TASK STATEMENT
From the entries that follow, gather each line holding the word "Наименование".

--- START ---

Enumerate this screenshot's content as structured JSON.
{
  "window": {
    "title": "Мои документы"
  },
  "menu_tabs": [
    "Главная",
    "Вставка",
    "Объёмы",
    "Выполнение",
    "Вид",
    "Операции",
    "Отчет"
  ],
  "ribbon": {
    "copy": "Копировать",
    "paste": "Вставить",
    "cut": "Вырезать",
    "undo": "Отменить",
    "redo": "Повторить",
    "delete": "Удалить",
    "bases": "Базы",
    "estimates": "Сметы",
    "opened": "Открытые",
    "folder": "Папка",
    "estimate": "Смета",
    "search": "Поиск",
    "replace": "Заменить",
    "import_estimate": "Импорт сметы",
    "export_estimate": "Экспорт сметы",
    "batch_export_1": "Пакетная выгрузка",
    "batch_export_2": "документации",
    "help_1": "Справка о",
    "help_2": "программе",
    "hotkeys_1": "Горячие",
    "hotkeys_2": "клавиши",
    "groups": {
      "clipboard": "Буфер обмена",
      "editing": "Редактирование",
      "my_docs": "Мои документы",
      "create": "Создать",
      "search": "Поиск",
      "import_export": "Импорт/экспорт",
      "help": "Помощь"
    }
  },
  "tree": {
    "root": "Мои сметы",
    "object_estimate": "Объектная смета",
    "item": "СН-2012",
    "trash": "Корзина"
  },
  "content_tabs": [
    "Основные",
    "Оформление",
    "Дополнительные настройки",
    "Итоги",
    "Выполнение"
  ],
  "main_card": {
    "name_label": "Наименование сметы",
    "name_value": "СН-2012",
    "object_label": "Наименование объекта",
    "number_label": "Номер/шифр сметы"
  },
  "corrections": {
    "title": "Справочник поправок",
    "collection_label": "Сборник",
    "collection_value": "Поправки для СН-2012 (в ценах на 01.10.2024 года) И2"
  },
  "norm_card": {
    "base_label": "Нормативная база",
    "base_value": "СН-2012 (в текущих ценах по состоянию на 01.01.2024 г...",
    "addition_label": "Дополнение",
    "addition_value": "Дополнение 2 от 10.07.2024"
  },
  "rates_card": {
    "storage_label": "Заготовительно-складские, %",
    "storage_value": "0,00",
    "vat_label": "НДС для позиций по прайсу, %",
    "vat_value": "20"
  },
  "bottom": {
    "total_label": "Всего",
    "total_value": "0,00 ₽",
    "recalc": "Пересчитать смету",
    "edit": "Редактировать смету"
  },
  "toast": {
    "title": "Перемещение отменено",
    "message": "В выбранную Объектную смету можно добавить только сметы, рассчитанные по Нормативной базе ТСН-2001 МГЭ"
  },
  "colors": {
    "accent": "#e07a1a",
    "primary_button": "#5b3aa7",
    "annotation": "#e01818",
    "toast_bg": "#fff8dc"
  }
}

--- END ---

WRITTEN SOLUTION
    "name_label": "Наименование сметы",
    "object_label": "Наименование объекта",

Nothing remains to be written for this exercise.